Do you have a team or are you independent?
No, I’m independent. I started working at a motorcycle store in Whistler and I get good deals through them, as well as the Motul products. I’m stoked to have this deal with Motul.
You must spend a lot of time working on the bike?
I’m a qualified mechanic. I work in a car workshop, and every night I stay back, and change my tyres, do my servicing and so on. I’m very hands-on and do it all myself. I take great pride in that and knowing that when I’m on the gate I’m relying 100% on my own skill to get my bike there.
Which side do you prefer, the tinkering on the bike or the racing?
I do miss racing because I haven’t done a lot recently. But I do really enjoy working on the bikes as well. I’ve got a Kawasaki 450 and a two-stroke. The Kawasaki is quite new so doesn’t need that much maintenance. If you’re putting good products through it, it kind of looks after itself. But the two-stroke takes a lot of time to fix and maintain.
Looking through your Instagram, you come across as a bit of an adrenalin junkie. Is that what drives you and why you keep competing in motocross.

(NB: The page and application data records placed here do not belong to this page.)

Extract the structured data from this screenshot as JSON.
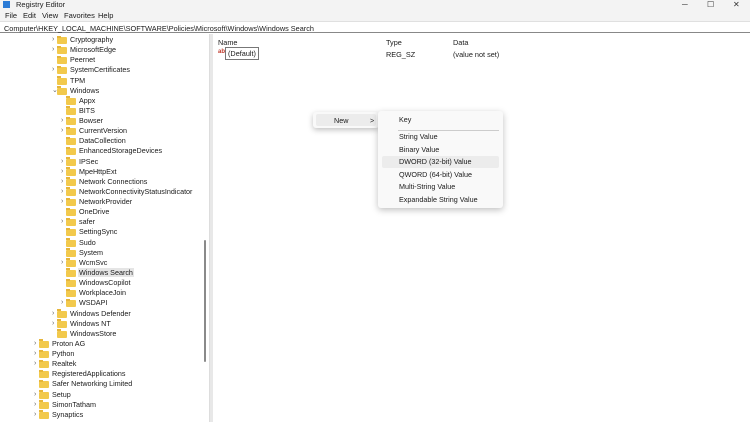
{
  "window": {
    "title": "Registry Editor",
    "controls": [
      "─",
      "☐",
      "✕"
    ]
  },
  "menu": [
    "File",
    "Edit",
    "View",
    "Favorites",
    "Help"
  ],
  "address": "Computer\\HKEY_LOCAL_MACHINE\\SOFTWARE\\Policies\\Microsoft\\Windows\\Windows Search",
  "tree": [
    {
      "label": "Cryptography",
      "level": 1,
      "chev": ">"
    },
    {
      "label": "MicrosoftEdge",
      "level": 1,
      "chev": ">"
    },
    {
      "label": "Peernet",
      "level": 1,
      "chev": ""
    },
    {
      "label": "SystemCertificates",
      "level": 1,
      "chev": ">"
    },
    {
      "label": "TPM",
      "level": 1,
      "chev": ""
    },
    {
      "label": "Windows",
      "level": 1,
      "chev": "v"
    },
    {
      "label": "Appx",
      "level": 2,
      "chev": ""
    },
    {
      "label": "BITS",
      "level": 2,
      "chev": ""
    },
    {
      "label": "Bowser",
      "level": 2,
      "chev": ">"
    },
    {
      "label": "CurrentVersion",
      "level": 2,
      "chev": ">"
    },
    {
      "label": "DataCollection",
      "level": 2,
      "chev": ""
    },
    {
      "label": "EnhancedStorageDevices",
      "level": 2,
      "chev": ""
    },
    {
      "label": "IPSec",
      "level": 2,
      "chev": ">"
    },
    {
      "label": "MpeHttpExt",
      "level": 2,
      "chev": ">"
    },
    {
      "label": "Network Connections",
      "level": 2,
      "chev": ">"
    },
    {
      "label": "NetworkConnectivityStatusIndicator",
      "level": 2,
      "chev": ">"
    },
    {
      "label": "NetworkProvider",
      "level": 2,
      "chev": ">"
    },
    {
      "label": "OneDrive",
      "level": 2,
      "chev": ""
    },
    {
      "label": "safer",
      "level": 2,
      "chev": ">"
    },
    {
      "label": "SettingSync",
      "level": 2,
      "chev": ""
    },
    {
      "label": "Sudo",
      "level": 2,
      "chev": ""
    },
    {
      "label": "System",
      "level": 2,
      "chev": ""
    },
    {
      "label": "WcmSvc",
      "level": 2,
      "chev": ">"
    },
    {
      "label": "Windows Search",
      "level": 2,
      "chev": "",
      "selected": true
    },
    {
      "label": "WindowsCopilot",
      "level": 2,
      "chev": ""
    },
    {
      "label": "WorkplaceJoin",
      "level": 2,
      "chev": ""
    },
    {
      "label": "WSDAPI",
      "level": 2,
      "chev": ">"
    },
    {
      "label": "Windows Defender",
      "level": 1,
      "chev": ">"
    },
    {
      "label": "Windows NT",
      "level": 1,
      "chev": ">"
    },
    {
      "label": "WindowsStore",
      "level": 1,
      "chev": ""
    },
    {
      "label": "Proton AG",
      "level": 0,
      "chev": ">"
    },
    {
      "label": "Python",
      "level": 0,
      "chev": ">"
    },
    {
      "label": "Realtek",
      "level": 0,
      "chev": ">"
    },
    {
      "label": "RegisteredApplications",
      "level": 0,
      "chev": ""
    },
    {
      "label": "Safer Networking Limited",
      "level": 0,
      "chev": ""
    },
    {
      "label": "Setup",
      "level": 0,
      "chev": ">"
    },
    {
      "label": "SimonTatham",
      "level": 0,
      "chev": ">"
    },
    {
      "label": "Synaptics",
      "level": 0,
      "chev": ">"
    }
  ],
  "list": {
    "headers": {
      "name": "Name",
      "type": "Type",
      "data": "Data"
    },
    "rows": [
      {
        "name": "(Default)",
        "type": "REG_SZ",
        "data": "(value not set)"
      }
    ]
  },
  "context_menu": {
    "new_label": "New",
    "arrow": ">"
  },
  "submenu": [
    "Key",
    "String Value",
    "Binary Value",
    "DWORD (32-bit) Value",
    "QWORD (64-bit) Value",
    "Multi-String Value",
    "Expandable String Value"
  ],
  "highlighted_submenu": "DWORD (32-bit) Value"
}
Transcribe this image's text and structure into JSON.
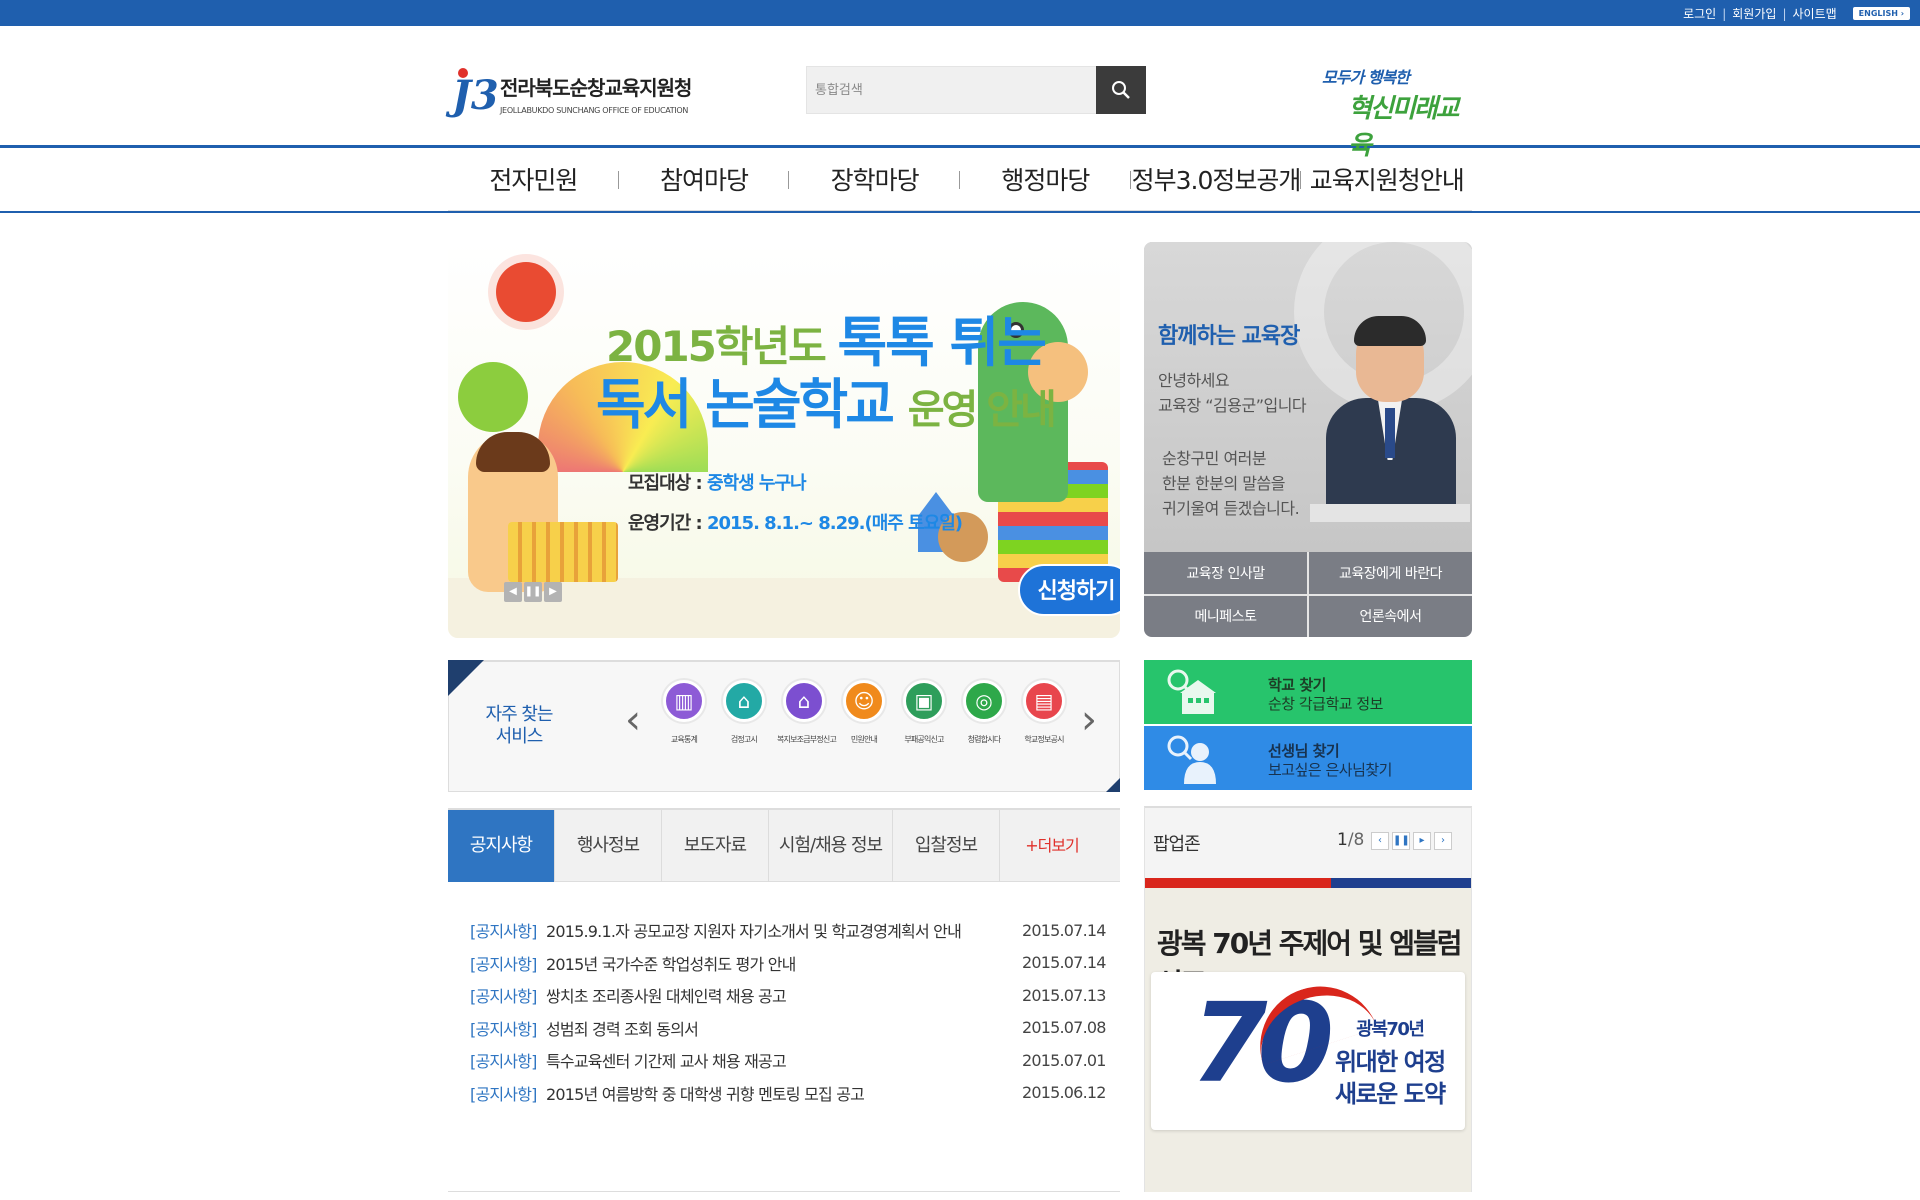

I moved to Whistler BC because it’s a big adrenalin capital. I do a lot of downhill mountain biking and enduro trails and it’s got a thriving motocross scene. I like to live on the edge a bit and always keep something exciting in my life to keep pushing and seeing where my limits are.